[What you will do]
For each line below that contains the string "this", copy that line.

[Exercise data]

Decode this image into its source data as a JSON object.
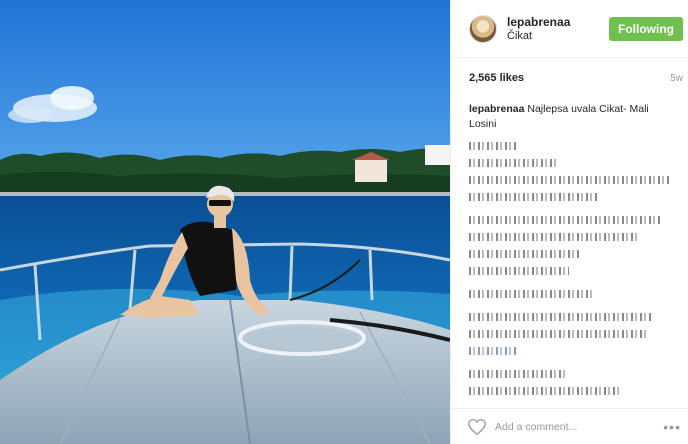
{
  "post": {
    "username": "lepabrenaa",
    "location": "Čikat",
    "follow_label": "Following",
    "likes": "2,565 likes",
    "age": "5w",
    "caption_user": "lepabrenaa",
    "caption_text": "Najlepsa uvala Cikat- Mali Losini"
  },
  "footer": {
    "comment_placeholder": "Add a comment...",
    "more_label": "•••"
  },
  "colors": {
    "follow_button": "#70c050",
    "border": "#efefef"
  },
  "icons": {
    "like": "heart-outline-icon",
    "more": "ellipsis-icon"
  }
}
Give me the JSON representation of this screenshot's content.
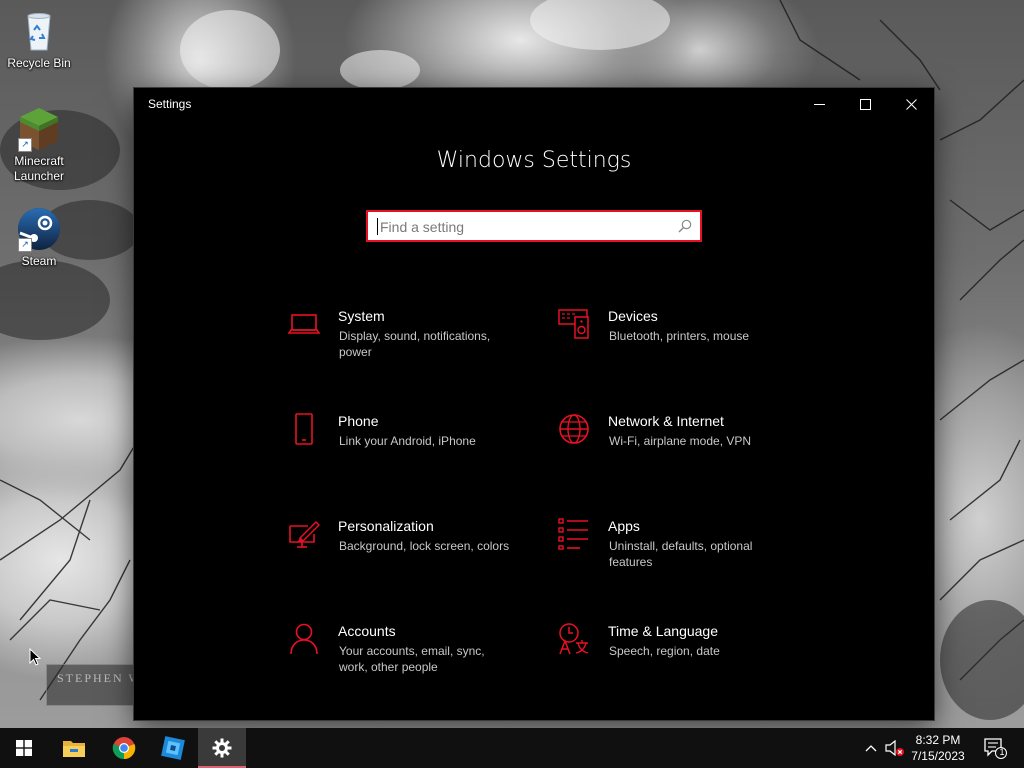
{
  "desktop": {
    "icons": [
      {
        "label": "Recycle Bin",
        "icon": "recycle-bin-icon"
      },
      {
        "label": "Minecraft Launcher",
        "icon": "minecraft-icon"
      },
      {
        "label": "Steam",
        "icon": "steam-icon"
      }
    ],
    "watermark": "STEPHEN W"
  },
  "window": {
    "title": "Settings",
    "heading": "Windows Settings",
    "search_placeholder": "Find a setting",
    "accent": "#e81123",
    "categories": [
      {
        "name": "System",
        "description": "Display, sound, notifications, power",
        "icon": "laptop-icon"
      },
      {
        "name": "Devices",
        "description": "Bluetooth, printers, mouse",
        "icon": "keyboard-speaker-icon"
      },
      {
        "name": "Phone",
        "description": "Link your Android, iPhone",
        "icon": "phone-icon"
      },
      {
        "name": "Network & Internet",
        "description": "Wi-Fi, airplane mode, VPN",
        "icon": "globe-icon"
      },
      {
        "name": "Personalization",
        "description": "Background, lock screen, colors",
        "icon": "paint-icon"
      },
      {
        "name": "Apps",
        "description": "Uninstall, defaults, optional features",
        "icon": "apps-list-icon"
      },
      {
        "name": "Accounts",
        "description": "Your accounts, email, sync, work, other people",
        "icon": "person-icon"
      },
      {
        "name": "Time & Language",
        "description": "Speech, region, date",
        "icon": "time-language-icon"
      }
    ]
  },
  "taskbar": {
    "pinned": [
      "windows-start-icon",
      "file-explorer-icon",
      "chrome-icon",
      "roblox-studio-icon",
      "settings-gear-icon"
    ],
    "time": "8:32 PM",
    "date": "7/15/2023",
    "notification_count": "1"
  }
}
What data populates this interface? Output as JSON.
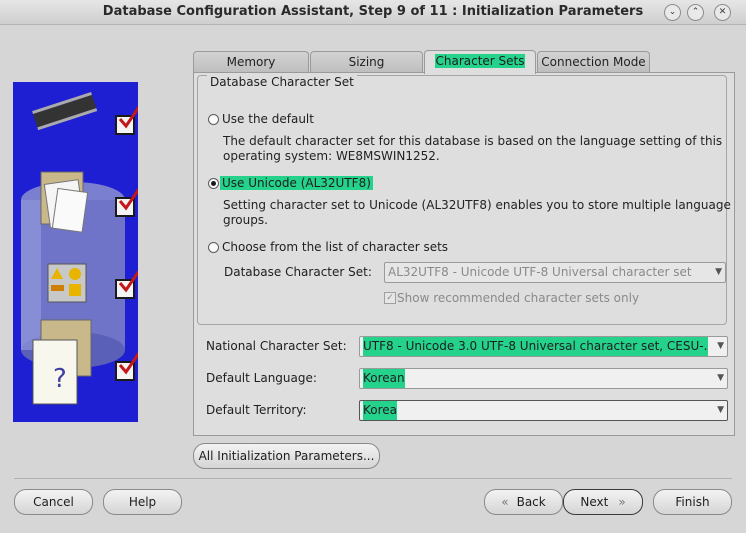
{
  "window": {
    "title": "Database Configuration Assistant, Step 9 of 11 : Initialization Parameters",
    "minimize_glyph": "⌄",
    "maximize_glyph": "⌃",
    "close_glyph": "✕"
  },
  "tabs": [
    {
      "label": "Memory"
    },
    {
      "label": "Sizing"
    },
    {
      "label": "Character Sets"
    },
    {
      "label": "Connection Mode"
    }
  ],
  "selected_tab": "Character Sets",
  "database_charset": {
    "legend": "Database Character Set",
    "options": [
      {
        "label": "Use the default",
        "selected": false,
        "description_line1": "The default character set for this database is based on the language setting of this",
        "description_line2": "operating system: WE8MSWIN1252."
      },
      {
        "label": "Use Unicode (AL32UTF8)",
        "selected": true,
        "description_line1": "Setting character set to Unicode (AL32UTF8) enables you to store multiple language",
        "description_line2": "groups."
      },
      {
        "label": "Choose from the list of character sets",
        "selected": false
      }
    ],
    "list_label": "Database Character Set:",
    "list_value": "AL32UTF8 - Unicode UTF-8 Universal character set",
    "show_recommended_label": "Show recommended character sets only",
    "show_recommended_checked": true
  },
  "national_charset": {
    "label": "National Character Set:",
    "value": "UTF8 - Unicode 3.0 UTF-8 Universal character set, CESU-..."
  },
  "default_language": {
    "label": "Default Language:",
    "value": "Korean"
  },
  "default_territory": {
    "label": "Default Territory:",
    "value": "Korea"
  },
  "all_params_button": "All Initialization Parameters...",
  "buttons": {
    "cancel": "Cancel",
    "help": "Help",
    "back": "Back",
    "back_glyph": "«",
    "next": "Next",
    "next_glyph": "»",
    "finish": "Finish"
  },
  "colors": {
    "highlight": "#24d28c",
    "wizard_panel": "#1e1ed2"
  }
}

[Expected output]
Decode this image into its source data as a JSON object.
Give me the JSON representation of this screenshot's content.
What data populates this interface? Output as JSON.
        "description_line1": "The default character set for this database is based on the language setting of this",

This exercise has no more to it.